§ **Record set**:
= = = =
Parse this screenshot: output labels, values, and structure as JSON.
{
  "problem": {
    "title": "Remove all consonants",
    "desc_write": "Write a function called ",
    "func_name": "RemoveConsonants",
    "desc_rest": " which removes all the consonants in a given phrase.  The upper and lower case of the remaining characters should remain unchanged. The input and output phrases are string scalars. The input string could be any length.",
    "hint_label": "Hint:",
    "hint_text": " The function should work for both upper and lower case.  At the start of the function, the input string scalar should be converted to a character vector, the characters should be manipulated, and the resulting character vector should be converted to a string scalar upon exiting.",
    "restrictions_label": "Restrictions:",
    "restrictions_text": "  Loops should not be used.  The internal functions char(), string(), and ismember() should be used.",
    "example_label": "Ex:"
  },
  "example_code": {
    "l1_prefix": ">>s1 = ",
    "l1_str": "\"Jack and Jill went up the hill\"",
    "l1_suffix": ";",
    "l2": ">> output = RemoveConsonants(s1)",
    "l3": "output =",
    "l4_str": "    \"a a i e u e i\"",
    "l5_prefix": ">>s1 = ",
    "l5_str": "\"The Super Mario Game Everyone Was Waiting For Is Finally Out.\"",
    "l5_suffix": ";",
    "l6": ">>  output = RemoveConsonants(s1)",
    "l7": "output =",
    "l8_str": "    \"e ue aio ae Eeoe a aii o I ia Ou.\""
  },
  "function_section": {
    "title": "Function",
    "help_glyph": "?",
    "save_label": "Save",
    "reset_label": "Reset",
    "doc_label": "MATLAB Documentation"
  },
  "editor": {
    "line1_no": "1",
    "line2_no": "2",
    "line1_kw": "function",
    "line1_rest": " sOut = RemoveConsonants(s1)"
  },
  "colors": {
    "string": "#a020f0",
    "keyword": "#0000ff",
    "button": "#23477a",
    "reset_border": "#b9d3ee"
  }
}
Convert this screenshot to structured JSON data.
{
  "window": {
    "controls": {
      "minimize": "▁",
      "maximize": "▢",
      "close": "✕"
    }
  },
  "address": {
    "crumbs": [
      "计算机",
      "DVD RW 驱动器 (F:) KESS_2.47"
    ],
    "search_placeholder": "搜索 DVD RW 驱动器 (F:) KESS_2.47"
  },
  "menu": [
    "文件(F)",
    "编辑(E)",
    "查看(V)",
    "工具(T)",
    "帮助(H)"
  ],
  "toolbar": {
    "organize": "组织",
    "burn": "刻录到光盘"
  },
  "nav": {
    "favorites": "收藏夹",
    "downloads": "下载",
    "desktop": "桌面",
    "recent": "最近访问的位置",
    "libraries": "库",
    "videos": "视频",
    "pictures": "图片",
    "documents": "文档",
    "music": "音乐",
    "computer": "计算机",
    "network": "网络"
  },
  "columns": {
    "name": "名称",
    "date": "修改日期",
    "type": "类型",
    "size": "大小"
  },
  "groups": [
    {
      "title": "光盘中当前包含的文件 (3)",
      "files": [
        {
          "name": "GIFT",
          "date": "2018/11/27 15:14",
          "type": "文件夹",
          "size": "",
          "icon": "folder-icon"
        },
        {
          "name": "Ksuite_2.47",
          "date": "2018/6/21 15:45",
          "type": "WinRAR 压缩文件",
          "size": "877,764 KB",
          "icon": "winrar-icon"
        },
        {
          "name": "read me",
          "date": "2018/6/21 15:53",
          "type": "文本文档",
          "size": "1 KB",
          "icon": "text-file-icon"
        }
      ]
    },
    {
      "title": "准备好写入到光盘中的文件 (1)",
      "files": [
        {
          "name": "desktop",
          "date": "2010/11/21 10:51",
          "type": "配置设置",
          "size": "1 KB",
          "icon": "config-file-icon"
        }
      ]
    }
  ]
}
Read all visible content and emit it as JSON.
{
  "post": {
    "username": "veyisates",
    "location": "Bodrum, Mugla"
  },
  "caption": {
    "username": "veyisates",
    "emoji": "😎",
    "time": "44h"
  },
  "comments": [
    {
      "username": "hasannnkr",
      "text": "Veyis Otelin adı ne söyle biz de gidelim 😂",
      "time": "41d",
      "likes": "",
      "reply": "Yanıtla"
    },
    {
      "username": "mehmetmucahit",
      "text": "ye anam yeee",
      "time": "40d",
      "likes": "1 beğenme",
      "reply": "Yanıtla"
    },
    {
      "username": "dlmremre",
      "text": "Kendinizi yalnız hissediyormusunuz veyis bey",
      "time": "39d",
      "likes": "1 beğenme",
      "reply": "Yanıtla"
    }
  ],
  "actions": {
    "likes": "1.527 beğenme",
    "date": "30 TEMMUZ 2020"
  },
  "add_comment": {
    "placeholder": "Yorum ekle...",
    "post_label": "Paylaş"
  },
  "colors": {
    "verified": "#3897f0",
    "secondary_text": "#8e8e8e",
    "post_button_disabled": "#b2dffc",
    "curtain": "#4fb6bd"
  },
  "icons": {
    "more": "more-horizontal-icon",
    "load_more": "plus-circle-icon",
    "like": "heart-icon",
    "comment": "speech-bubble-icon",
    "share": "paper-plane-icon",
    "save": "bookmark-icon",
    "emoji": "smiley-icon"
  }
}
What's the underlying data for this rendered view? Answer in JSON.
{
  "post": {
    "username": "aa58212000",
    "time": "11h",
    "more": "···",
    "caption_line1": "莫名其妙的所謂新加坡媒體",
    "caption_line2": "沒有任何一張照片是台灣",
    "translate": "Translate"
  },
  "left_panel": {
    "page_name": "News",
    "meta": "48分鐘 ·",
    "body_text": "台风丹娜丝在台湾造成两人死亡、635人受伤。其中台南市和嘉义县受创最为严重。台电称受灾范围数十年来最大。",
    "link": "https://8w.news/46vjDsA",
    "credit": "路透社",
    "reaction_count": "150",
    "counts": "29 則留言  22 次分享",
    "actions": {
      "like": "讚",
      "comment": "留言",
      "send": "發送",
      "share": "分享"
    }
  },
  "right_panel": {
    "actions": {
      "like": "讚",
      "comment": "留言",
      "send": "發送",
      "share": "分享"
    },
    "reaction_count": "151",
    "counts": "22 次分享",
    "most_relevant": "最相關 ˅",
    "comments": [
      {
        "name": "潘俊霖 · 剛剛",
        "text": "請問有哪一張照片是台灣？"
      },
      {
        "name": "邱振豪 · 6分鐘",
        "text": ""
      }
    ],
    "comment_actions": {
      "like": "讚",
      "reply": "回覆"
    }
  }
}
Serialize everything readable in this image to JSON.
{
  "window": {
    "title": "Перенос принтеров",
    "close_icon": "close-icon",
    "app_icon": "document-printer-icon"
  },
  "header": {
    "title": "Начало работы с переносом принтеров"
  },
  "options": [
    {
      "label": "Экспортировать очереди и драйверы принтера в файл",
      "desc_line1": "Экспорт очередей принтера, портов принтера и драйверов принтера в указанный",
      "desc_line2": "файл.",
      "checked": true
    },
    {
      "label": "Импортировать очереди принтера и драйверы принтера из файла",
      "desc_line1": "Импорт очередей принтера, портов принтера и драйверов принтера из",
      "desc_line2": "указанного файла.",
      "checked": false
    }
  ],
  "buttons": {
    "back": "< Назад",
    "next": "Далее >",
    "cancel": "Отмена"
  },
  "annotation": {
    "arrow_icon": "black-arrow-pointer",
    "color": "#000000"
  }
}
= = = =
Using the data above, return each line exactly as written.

§ **Your response**:
Parse this screenshot: output labels, values, and structure as JSON.
{
  "problem": {
    "title": "Remove all consonants",
    "desc_write": "Write a function called ",
    "func_name": "RemoveConsonants",
    "desc_rest": " which removes all the consonants in a given phrase.  The upper and lower case of the remaining characters should remain unchanged. The input and output phrases are string scalars. The input string could be any length.",
    "hint_label": "Hint:",
    "hint_text": " The function should work for both upper and lower case.  At the start of the function, the input string scalar should be converted to a character vector, the characters should be manipulated, and the resulting character vector should be converted to a string scalar upon exiting.",
    "restrictions_label": "Restrictions:",
    "restrictions_text": "  Loops should not be used.  The internal functions char(), string(), and ismember() should be used.",
    "example_label": "Ex:"
  },
  "example_code": {
    "l1_prefix": ">>s1 = ",
    "l1_str": "\"Jack and Jill went up the hill\"",
    "l1_suffix": ";",
    "l2": ">> output = RemoveConsonants(s1)",
    "l3": "output =",
    "l4_str": "    \"a a i e u e i\"",
    "l5_prefix": ">>s1 = ",
    "l5_str": "\"The Super Mario Game Everyone Was Waiting For Is Finally Out.\"",
    "l5_suffix": ";",
    "l6": ">>  output = RemoveConsonants(s1)",
    "l7": "output =",
    "l8_str": "    \"e ue aio ae Eeoe a aii o I ia Ou.\""
  },
  "function_section": {
    "title": "Function",
    "help_glyph": "?",
    "save_label": "Save",
    "reset_label": "Reset",
    "doc_label": "MATLAB Documentation"
  },
  "editor": {
    "line1_no": "1",
    "line2_no": "2",
    "line1_kw": "function",
    "line1_rest": " sOut = RemoveConsonants(s1)"
  },
  "colors": {
    "string": "#a020f0",
    "keyword": "#0000ff",
    "button": "#23477a",
    "reset_border": "#b9d3ee"
  }
}
Convert this screenshot to structured JSON data.
{
  "window": {
    "controls": {
      "minimize": "▁",
      "maximize": "▢",
      "close": "✕"
    }
  },
  "address": {
    "crumbs": [
      "计算机",
      "DVD RW 驱动器 (F:) KESS_2.47"
    ],
    "search_placeholder": "搜索 DVD RW 驱动器 (F:) KESS_2.47"
  },
  "menu": [
    "文件(F)",
    "编辑(E)",
    "查看(V)",
    "工具(T)",
    "帮助(H)"
  ],
  "toolbar": {
    "organize": "组织",
    "burn": "刻录到光盘"
  },
  "nav": {
    "favorites": "收藏夹",
    "downloads": "下载",
    "desktop": "桌面",
    "recent": "最近访问的位置",
    "libraries": "库",
    "videos": "视频",
    "pictures": "图片",
    "documents": "文档",
    "music": "音乐",
    "computer": "计算机",
    "network": "网络"
  },
  "columns": {
    "name": "名称",
    "date": "修改日期",
    "type": "类型",
    "size": "大小"
  },
  "groups": [
    {
      "title": "光盘中当前包含的文件 (3)",
      "files": [
        {
          "name": "GIFT",
          "date": "2018/11/27 15:14",
          "type": "文件夹",
          "size": "",
          "icon": "folder-icon"
        },
        {
          "name": "Ksuite_2.47",
          "date": "2018/6/21 15:45",
          "type": "WinRAR 压缩文件",
          "size": "877,764 KB",
          "icon": "winrar-icon"
        },
        {
          "name": "read me",
          "date": "2018/6/21 15:53",
          "type": "文本文档",
          "size": "1 KB",
          "icon": "text-file-icon"
        }
      ]
    },
    {
      "title": "准备好写入到光盘中的文件 (1)",
      "files": [
        {
          "name": "desktop",
          "date": "2010/11/21 10:51",
          "type": "配置设置",
          "size": "1 KB",
          "icon": "config-file-icon"
        }
      ]
    }
  ]
}
Read all visible content and emit it as JSON.
{
  "post": {
    "username": "veyisates",
    "location": "Bodrum, Mugla"
  },
  "caption": {
    "username": "veyisates",
    "emoji": "😎",
    "time": "44h"
  },
  "comments": [
    {
      "username": "hasannnkr",
      "text": "Veyis Otelin adı ne söyle biz de gidelim 😂",
      "time": "41d",
      "likes": "",
      "reply": "Yanıtla"
    },
    {
      "username": "mehmetmucahit",
      "text": "ye anam yeee",
      "time": "40d",
      "likes": "1 beğenme",
      "reply": "Yanıtla"
    },
    {
      "username": "dlmremre",
      "text": "Kendinizi yalnız hissediyormusunuz veyis bey",
      "time": "39d",
      "likes": "1 beğenme",
      "reply": "Yanıtla"
    }
  ],
  "actions": {
    "likes": "1.527 beğenme",
    "date": "30 TEMMUZ 2020"
  },
  "add_comment": {
    "placeholder": "Yorum ekle...",
    "post_label": "Paylaş"
  },
  "colors": {
    "verified": "#3897f0",
    "secondary_text": "#8e8e8e",
    "post_button_disabled": "#b2dffc",
    "curtain": "#4fb6bd"
  },
  "icons": {
    "more": "more-horizontal-icon",
    "load_more": "plus-circle-icon",
    "like": "heart-icon",
    "comment": "speech-bubble-icon",
    "share": "paper-plane-icon",
    "save": "bookmark-icon",
    "emoji": "smiley-icon"
  }
}
What's the underlying data for this rendered view? Answer in JSON.
{
  "post": {
    "username": "aa58212000",
    "time": "11h",
    "more": "···",
    "caption_line1": "莫名其妙的所謂新加坡媒體",
    "caption_line2": "沒有任何一張照片是台灣",
    "translate": "Translate"
  },
  "left_panel": {
    "page_name": "News",
    "meta": "48分鐘 ·",
    "body_text": "台风丹娜丝在台湾造成两人死亡、635人受伤。其中台南市和嘉义县受创最为严重。台电称受灾范围数十年来最大。",
    "link": "https://8w.news/46vjDsA",
    "credit": "路透社",
    "reaction_count": "150",
    "counts": "29 則留言  22 次分享",
    "actions": {
      "like": "讚",
      "comment": "留言",
      "send": "發送",
      "share": "分享"
    }
  },
  "right_panel": {
    "actions": {
      "like": "讚",
      "comment": "留言",
      "send": "發送",
      "share": "分享"
    },
    "reaction_count": "151",
    "counts": "22 次分享",
    "most_relevant": "最相關 ˅",
    "comments": [
      {
        "name": "潘俊霖 · 剛剛",
        "text": "請問有哪一張照片是台灣？"
      },
      {
        "name": "邱振豪 · 6分鐘",
        "text": ""
      }
    ],
    "comment_actions": {
      "like": "讚",
      "reply": "回覆"
    }
  }
}
Serialize everything readable in this image to JSON.
{
  "window": {
    "title": "Перенос принтеров",
    "close_icon": "close-icon",
    "app_icon": "document-printer-icon"
  },
  "header": {
    "title": "Начало работы с переносом принтеров"
  },
  "options": [
    {
      "label": "Экспортировать очереди и драйверы принтера в файл",
      "desc_line1": "Экспорт очередей принтера, портов принтера и драйверов принтера в указанный",
      "desc_line2": "файл.",
      "checked": true
    },
    {
      "label": "Импортировать очереди принтера и драйверы принтера из файла",
      "desc_line1": "Импорт очередей принтера, портов принтера и драйверов принтера из",
      "desc_line2": "указанного файла.",
      "checked": false
    }
  ],
  "buttons": {
    "back": "< Назад",
    "next": "Далее >",
    "cancel": "Отмена"
  },
  "annotation": {
    "arrow_icon": "black-arrow-pointer",
    "color": "#000000"
  }
}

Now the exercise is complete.